There are probably some scenarios in which legitimate emails between two parties carry different display and “reply-to” addresses. But if the message also involves a “reply-to” domain that has virtually no reputation (it was registered within hours or days of the message being sent), the chances that the email is fraudulent go up dramatically.
Unlike traditional phishing scams, spoofed emails used in CEO fraud schemes are unlikely to set off spam traps, because these are targeted phishing scams that are not mass e-mailed. Also, the crooks behind them take the time to understand the target organization’s relationships, activities, interests and travel and/or purchasing plans.

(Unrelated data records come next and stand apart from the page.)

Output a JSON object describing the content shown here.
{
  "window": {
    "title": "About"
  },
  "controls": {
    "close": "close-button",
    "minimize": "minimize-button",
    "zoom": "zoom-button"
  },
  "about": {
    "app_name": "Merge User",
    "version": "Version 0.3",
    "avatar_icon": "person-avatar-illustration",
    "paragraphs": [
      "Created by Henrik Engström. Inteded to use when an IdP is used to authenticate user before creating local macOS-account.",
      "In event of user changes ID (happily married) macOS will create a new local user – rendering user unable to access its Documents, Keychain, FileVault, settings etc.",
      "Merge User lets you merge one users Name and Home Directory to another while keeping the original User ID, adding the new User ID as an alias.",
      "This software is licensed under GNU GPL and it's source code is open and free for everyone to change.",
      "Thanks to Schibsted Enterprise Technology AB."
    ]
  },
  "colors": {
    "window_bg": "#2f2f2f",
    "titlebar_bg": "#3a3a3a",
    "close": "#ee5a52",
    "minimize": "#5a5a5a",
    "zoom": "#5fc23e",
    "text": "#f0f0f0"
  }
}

They do this by scraping employee email addresses and other information from the target’s Web site to help make the missives more convincing. In the case where executives or employees have their inboxes compromised by the thieves, the crooks will scour the victim’s email correspondence for certain words that might reveal whether the company routinely deals with wire transfers — searching for messages with key words like “invoice,” “deposit” and “president.”
On the surface, business email compromise scams may seem unsophisticated relative to moneymaking schemes that involve complex malicious software, such as Dyre and ZeuS. But in many ways, the BEC attack is more versatile and adept at sidestepping basic security strategies used by banks and their customers to minimize risks associated with account takeovers. In traditional phishing scams, the attackers interact with the victim’s bank directly, but in the BEC scam the crooks trick the victim into doing that for them.
Hat tip to Brian Honan at CSO Online, who spotted this filing on Thursday. Update, 4:20 ET: Corrected the spelling in several instances of the networking company’s name.
I would be curious to know how they were able to get the 8 million back.